He has appeared as a guest in Irish broadcast media, including The Last Word,[13] Tonight with Vincent Browne,[14] The Tonight Show[citation needed] and The Right Hook.[citation needed] McGuirk spoke at the 2017 Kennedy Summer School.[15] He has also contributed to some international publications such as The Critic in the UK.[16]


  1. ^ "Pro-life groups fund new website in response to 'liberal bias' in mainstream media". Business Post. 18 August 2019. Retrieved 11 January 2020.
  2. ^ "Author - John McGuirk". The Irish Catholic. 11 January 2019. Retrieved 11 January 2020.
  3. ^ a b "The Young Bloods - John McGuirk". The Phoenix. Dublin. 20 April 2007.
  4. ^ "Libertas executive director is Rivada employee". The Irish Times. 24 May 2008. Retrieved 11 January 2020.
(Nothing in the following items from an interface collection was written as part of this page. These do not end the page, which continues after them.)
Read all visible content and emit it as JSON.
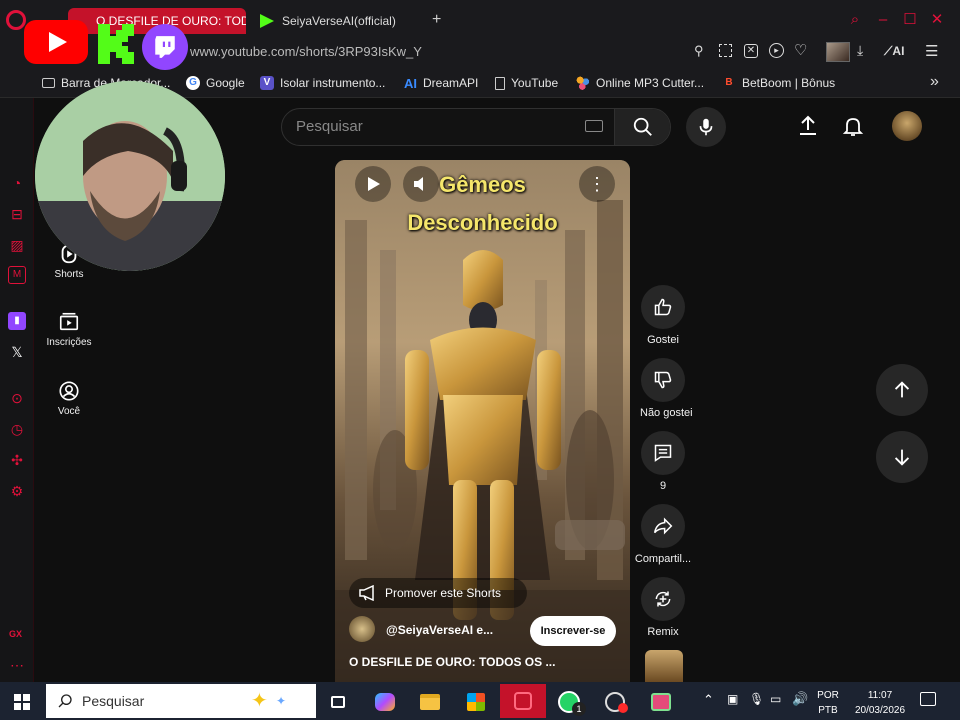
{
  "browser": {
    "active_tab": "O DESFILE DE OURO: TOD",
    "inactive_tab": "SeiyaVerseAI(official)",
    "new_tab": "+",
    "url": "www.youtube.com/shorts/3RP93IsKw_Y",
    "ai_label": "AI",
    "bookmarks": [
      {
        "label": "Barra de Marcador...",
        "icon": "folder-icon"
      },
      {
        "label": "Google",
        "icon": "google-icon"
      },
      {
        "label": "Isolar instrumento...",
        "icon": "vocal-remover-icon"
      },
      {
        "label": "DreamAPI",
        "icon": "ai-icon"
      },
      {
        "label": "YouTube",
        "icon": "page-icon"
      },
      {
        "label": "Online MP3 Cutter...",
        "icon": "mp3-cutter-icon"
      },
      {
        "label": "BetBoom | Bônus",
        "icon": "betboom-icon"
      }
    ]
  },
  "youtube": {
    "search_placeholder": "Pesquisar",
    "nav": [
      {
        "label": "Shorts"
      },
      {
        "label": "Inscrições"
      },
      {
        "label": "Você"
      }
    ],
    "video": {
      "overlay_title_line1": "Gêmeos",
      "overlay_title_line2": "Desconhecido",
      "promote_label": "Promover este Shorts",
      "channel": "@SeiyaVerseAI e...",
      "subscribe_label": "Inscrever-se",
      "title": "O DESFILE DE OURO: TODOS OS ..."
    },
    "actions": [
      {
        "label": "Gostei"
      },
      {
        "label": "Não gostei"
      },
      {
        "label": "9"
      },
      {
        "label": "Compartil..."
      },
      {
        "label": "Remix"
      }
    ]
  },
  "sidebar": {
    "gx_label": "GX"
  },
  "taskbar": {
    "search_placeholder": "Pesquisar",
    "language": "POR",
    "layout": "PTB",
    "time": "11:07",
    "date": "20/03/2026",
    "whatsapp_badge": "1"
  },
  "colors": {
    "opera_accent": "#e0113a",
    "youtube_red": "#ff0000",
    "kick_green": "#53fc18",
    "twitch_purple": "#9146ff"
  }
}
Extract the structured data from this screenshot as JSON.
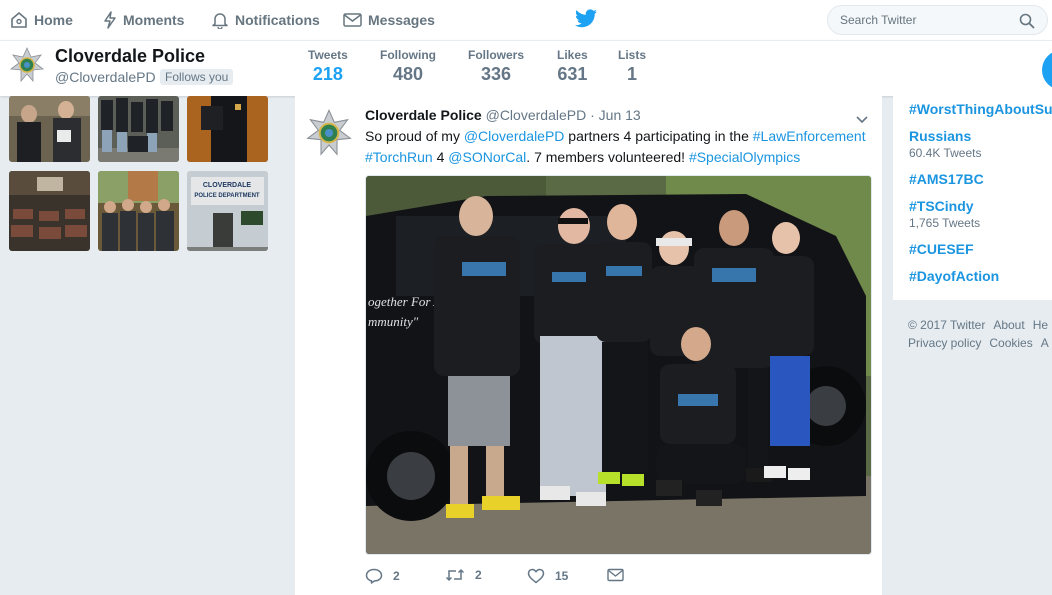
{
  "topnav": {
    "items": [
      {
        "label": "Home",
        "icon": "home-icon"
      },
      {
        "label": "Moments",
        "icon": "lightning-icon"
      },
      {
        "label": "Notifications",
        "icon": "bell-icon"
      },
      {
        "label": "Messages",
        "icon": "envelope-icon"
      }
    ],
    "logo_icon": "twitter-bird-icon",
    "search_placeholder": "Search Twitter",
    "accent": "#1da1f2"
  },
  "profile": {
    "name": "Cloverdale Police",
    "handle": "@CloverdalePD",
    "follows_you": "Follows you",
    "stats": [
      {
        "label": "Tweets",
        "value": "218",
        "active": true
      },
      {
        "label": "Following",
        "value": "480"
      },
      {
        "label": "Followers",
        "value": "336"
      },
      {
        "label": "Likes",
        "value": "631"
      },
      {
        "label": "Lists",
        "value": "1"
      }
    ]
  },
  "tweet": {
    "name": "Cloverdale Police",
    "handle": "@CloverdalePD",
    "dot": "·",
    "date": "Jun 13",
    "text_parts": [
      {
        "text": "So proud of my ",
        "link": false
      },
      {
        "text": "@CloverdalePD",
        "link": true
      },
      {
        "text": " partners 4 participating in the ",
        "link": false
      },
      {
        "text": "#LawEnforcement",
        "link": true
      },
      {
        "text": " ",
        "link": false
      },
      {
        "text": "#TorchRun",
        "link": true
      },
      {
        "text": " 4 ",
        "link": false
      },
      {
        "text": "@SONorCal",
        "link": true
      },
      {
        "text": ". 7 members volunteered! ",
        "link": false
      },
      {
        "text": "#SpecialOlympics",
        "link": true
      }
    ],
    "photo_text": "ogether For A\nmmunity\"",
    "actions": {
      "replies": "2",
      "retweets": "2",
      "likes": "15"
    }
  },
  "trends": [
    {
      "name": "#WorstThingAboutSu",
      "meta": ""
    },
    {
      "name": "Russians",
      "meta": "60.4K Tweets"
    },
    {
      "name": "#AMS17BC",
      "meta": ""
    },
    {
      "name": "#TSCindy",
      "meta": "1,765 Tweets"
    },
    {
      "name": "#CUESEF",
      "meta": ""
    },
    {
      "name": "#DayofAction",
      "meta": ""
    }
  ],
  "footer": {
    "copyright": "© 2017 Twitter",
    "about": "About",
    "help": "He",
    "privacy": "Privacy policy",
    "cookies": "Cookies",
    "ads": "A"
  },
  "photo_grid_sign": {
    "line1": "CLOVERDALE",
    "line2": "POLICE DEPARTMENT"
  }
}
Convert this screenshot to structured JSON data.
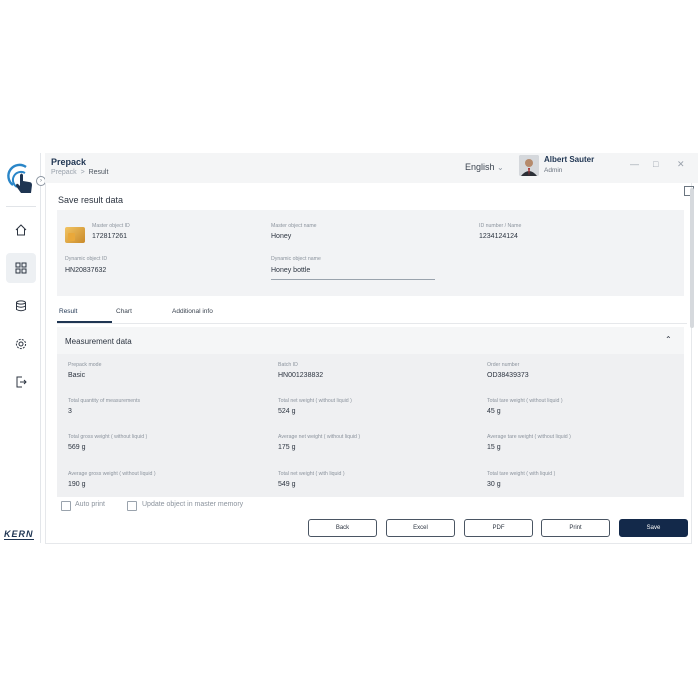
{
  "app": {
    "title": "Prepack",
    "breadcrumb": {
      "parent": "Prepack",
      "separator": ">",
      "current": "Result"
    },
    "language": "English",
    "user": {
      "name": "Albert Sauter",
      "role": "Admin"
    },
    "brand": "KERN"
  },
  "icons": {
    "nav": [
      "home-icon",
      "dashboard-icon",
      "database-icon",
      "settings-icon",
      "logout-icon"
    ],
    "window": [
      "minimize-icon",
      "maximize-icon",
      "close-icon"
    ]
  },
  "colors": {
    "primary": "#13294a",
    "panel": "#f2f3f5",
    "accent_text": "#1f3552"
  },
  "page": {
    "title": "Save result data",
    "info": {
      "master_object_id_label": "Master object ID",
      "master_object_id": "172817261",
      "master_object_name_label": "Master object name",
      "master_object_name": "Honey",
      "id_number_label": "ID number / Name",
      "id_number": "1234124124",
      "dynamic_object_id_label": "Dynamic object ID",
      "dynamic_object_id": "HN20837632",
      "dynamic_object_name_label": "Dynamic object name",
      "dynamic_object_name": "Honey bottle"
    },
    "tabs": [
      {
        "label": "Result",
        "active": true
      },
      {
        "label": "Chart",
        "active": false
      },
      {
        "label": "Additional info",
        "active": false
      }
    ],
    "measurement": {
      "title": "Measurement data",
      "fields": [
        {
          "label": "Prepack mode",
          "value": "Basic"
        },
        {
          "label": "Batch ID",
          "value": "HN001238832"
        },
        {
          "label": "Order number",
          "value": "OD38439373"
        },
        {
          "label": "Total quantity of measurements",
          "value": "3"
        },
        {
          "label": "Total net weight ( without liquid )",
          "value": "524 g"
        },
        {
          "label": "Total tare weight ( without liquid )",
          "value": "45 g"
        },
        {
          "label": "Total gross weight ( without liquid )",
          "value": "569 g"
        },
        {
          "label": "Average net weight ( without liquid )",
          "value": "175 g"
        },
        {
          "label": "Average tare weight ( without liquid )",
          "value": "15 g"
        },
        {
          "label": "Average gross weight ( without liquid )",
          "value": "190 g"
        },
        {
          "label": "Total net weight ( with liquid )",
          "value": "549 g"
        },
        {
          "label": "Total tare weight ( with liquid )",
          "value": "30 g"
        }
      ]
    },
    "options": {
      "auto_print": "Auto print",
      "update_master": "Update object in master memory"
    },
    "buttons": {
      "back": "Back",
      "excel": "Excel",
      "pdf": "PDF",
      "print": "Print",
      "save": "Save"
    }
  }
}
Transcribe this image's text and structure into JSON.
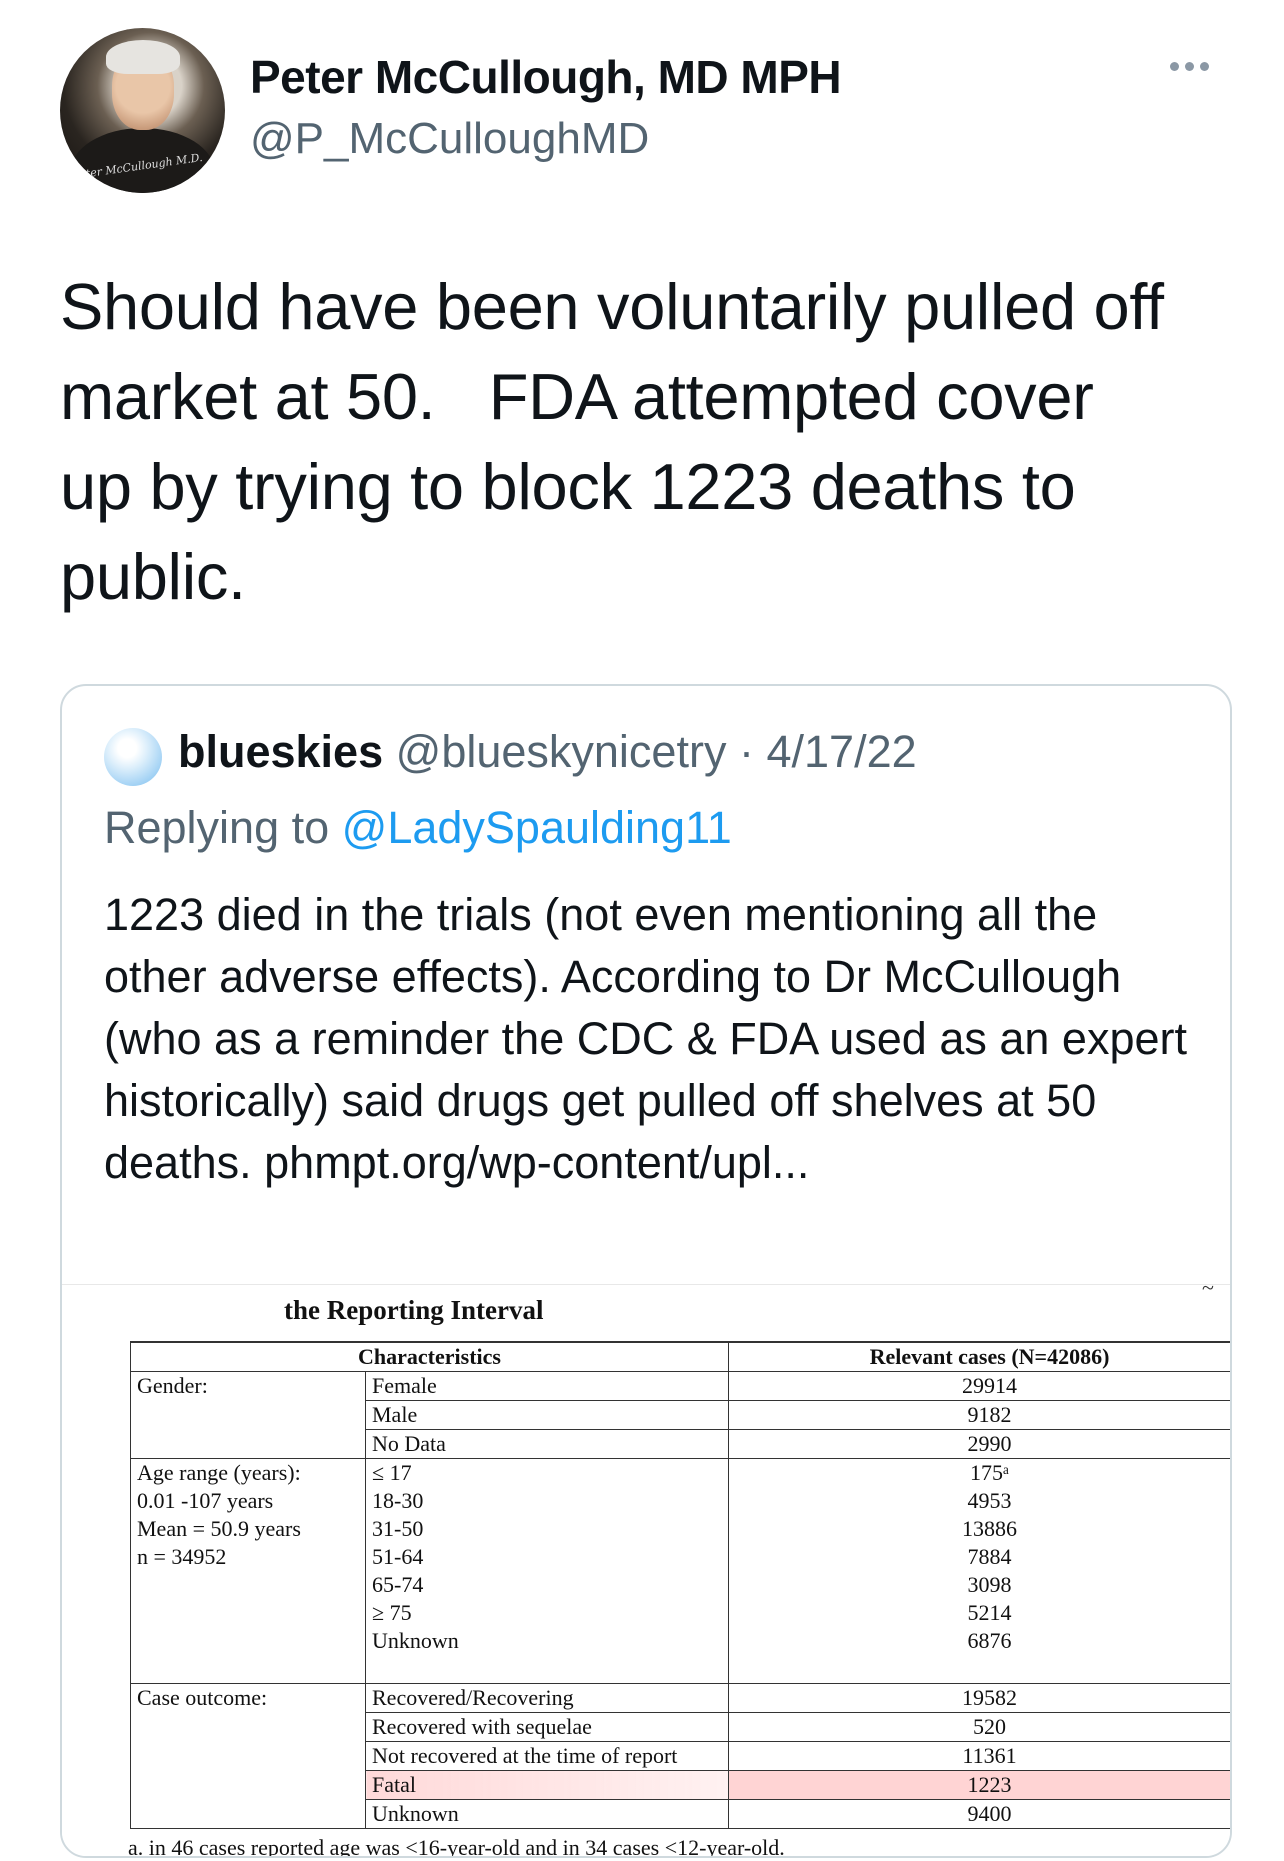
{
  "author": {
    "name": "Peter McCullough, MD MPH",
    "handle": "@P_McCulloughMD",
    "avatar_signature": "Peter McCullough M.D."
  },
  "icons": {
    "more": "more-horizontal-icon"
  },
  "tweet": {
    "text": "Should have been voluntarily pulled off\nmarket at 50.   FDA attempted cover\nup by trying to block 1223 deaths to\npublic."
  },
  "quote": {
    "name": "blueskies",
    "handle": "@blueskynicetry",
    "separator": "·",
    "date": "4/17/22",
    "replying_label": "Replying to",
    "replying_to": "@LadySpaulding11",
    "text": "1223 died in the trials (not even mentioning all the other adverse effects). According to Dr McCullough (who as a reminder the CDC & FDA used as an expert historically) said drugs get pulled off shelves at 50 deaths.",
    "link": "phmpt.org/wp-content/upl..."
  },
  "image": {
    "title": "the Reporting Interval",
    "top_tick": "~",
    "table": {
      "headers": [
        "Characteristics",
        "Relevant cases (N=42086)"
      ],
      "gender": {
        "label": "Gender:",
        "rows": [
          {
            "c": "Female",
            "v": "29914"
          },
          {
            "c": "Male",
            "v": "9182"
          },
          {
            "c": "No Data",
            "v": "2990"
          }
        ]
      },
      "age": {
        "label_lines": [
          "Age range (years):",
          "0.01 -107 years",
          "Mean = 50.9 years",
          "n = 34952"
        ],
        "rows": [
          {
            "c": "≤ 17",
            "v": "175ᵃ"
          },
          {
            "c": "18-30",
            "v": "4953"
          },
          {
            "c": "31-50",
            "v": "13886"
          },
          {
            "c": "51-64",
            "v": "7884"
          },
          {
            "c": "65-74",
            "v": "3098"
          },
          {
            "c": "≥ 75",
            "v": "5214"
          },
          {
            "c": "Unknown",
            "v": "6876"
          }
        ]
      },
      "outcome": {
        "label": "Case outcome:",
        "rows": [
          {
            "c": "Recovered/Recovering",
            "v": "19582"
          },
          {
            "c": "Recovered with sequelae",
            "v": "520"
          },
          {
            "c": "Not recovered at the time of report",
            "v": "11361"
          },
          {
            "c": "Fatal",
            "v": "1223"
          },
          {
            "c": "Unknown",
            "v": "9400"
          }
        ]
      }
    },
    "footnote": "a.    in 46 cases reported age was <16-year-old and in 34 cases <12-year-old."
  }
}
  5. ^ "Ireland rejects Lisbon Treaty". RTÉ. 13 June 2008. Retrieved 11 January 2020.
  6. ^ "Libertas and Lisbon groups in sharp exchanges as treaty debate intensifies". The Irish Times. 26 September 2009. Retrieved 11 January 2020.
  7. ^ "Ireland votes Yes to Lisbon Treaty". RTÉ. 3 October 2008. Retrieved 11 January 2020.
  8. ^ "31st Dáil - Cavan-Monaghan First Preference Votes". ElectionsIreland. 25 February 2011. Retrieved 11 January 2020.
  9. ^ "No campaign defends booklet resembling official publication". The Irish Times. 15 May 2018. Retrieved 11 January 2020.
  10. ^ "A livid John McGuirk has all the nuance of a grenade attack". The Irish Times. 12 May 2018. Retrieved 11 January 2020.
  11. ^ "Calls for John McGuirk to honour pledge and retire from political campaigns". 26 May 2018. Retrieved 11 January 2020.
  12. ^ "It's a big Yes: Stunning victory officially confirmed as 66.4pc vote to reform Ireland's restrictive abortion laws". The Irish Independent. 26 May 2018. Retrieved 11 January 2020.
  13. ^ "Google Bans All Advertising On 8th Amendment Referendum". Today FM. 9 May 2018. Retrieved 11 January 2020.
  14. ^ "What Is It You Would Have Us Do?". 12 July 2013. Retrieved 11 January 2020.
  15. ^ 2017 Speakers - John McGuirk Kennedy Summer School 2017.
  16. ^ John McGuirk Authors, The Critic.